* **WHAT THE EXERCISE ASKS**
What is the count of lines below that include "information"? Reply with nothing else.

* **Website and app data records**
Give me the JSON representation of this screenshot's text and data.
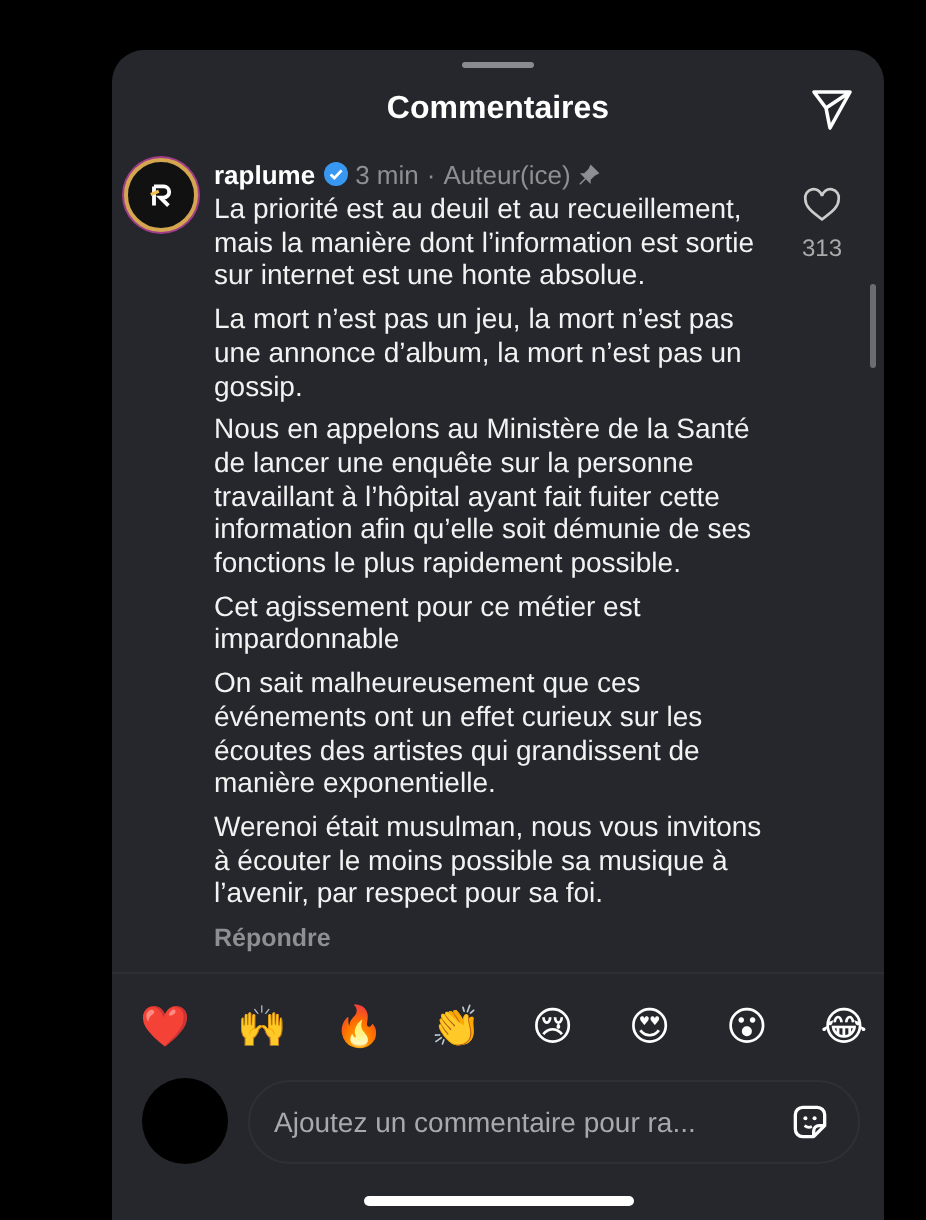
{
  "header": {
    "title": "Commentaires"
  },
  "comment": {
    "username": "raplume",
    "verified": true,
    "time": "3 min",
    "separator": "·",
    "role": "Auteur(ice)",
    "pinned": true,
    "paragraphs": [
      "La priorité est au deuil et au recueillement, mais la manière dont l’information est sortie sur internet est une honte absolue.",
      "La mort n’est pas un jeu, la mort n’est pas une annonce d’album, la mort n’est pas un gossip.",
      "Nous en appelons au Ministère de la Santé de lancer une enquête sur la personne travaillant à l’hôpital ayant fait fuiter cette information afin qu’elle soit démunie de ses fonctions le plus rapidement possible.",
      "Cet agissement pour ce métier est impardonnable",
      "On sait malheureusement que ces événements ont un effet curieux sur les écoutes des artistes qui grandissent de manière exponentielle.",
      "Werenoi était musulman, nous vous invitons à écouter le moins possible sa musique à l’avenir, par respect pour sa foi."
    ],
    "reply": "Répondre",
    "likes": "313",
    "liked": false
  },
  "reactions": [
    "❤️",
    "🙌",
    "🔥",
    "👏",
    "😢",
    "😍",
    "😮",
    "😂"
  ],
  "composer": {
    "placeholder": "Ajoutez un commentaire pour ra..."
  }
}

* **ANSWER**
2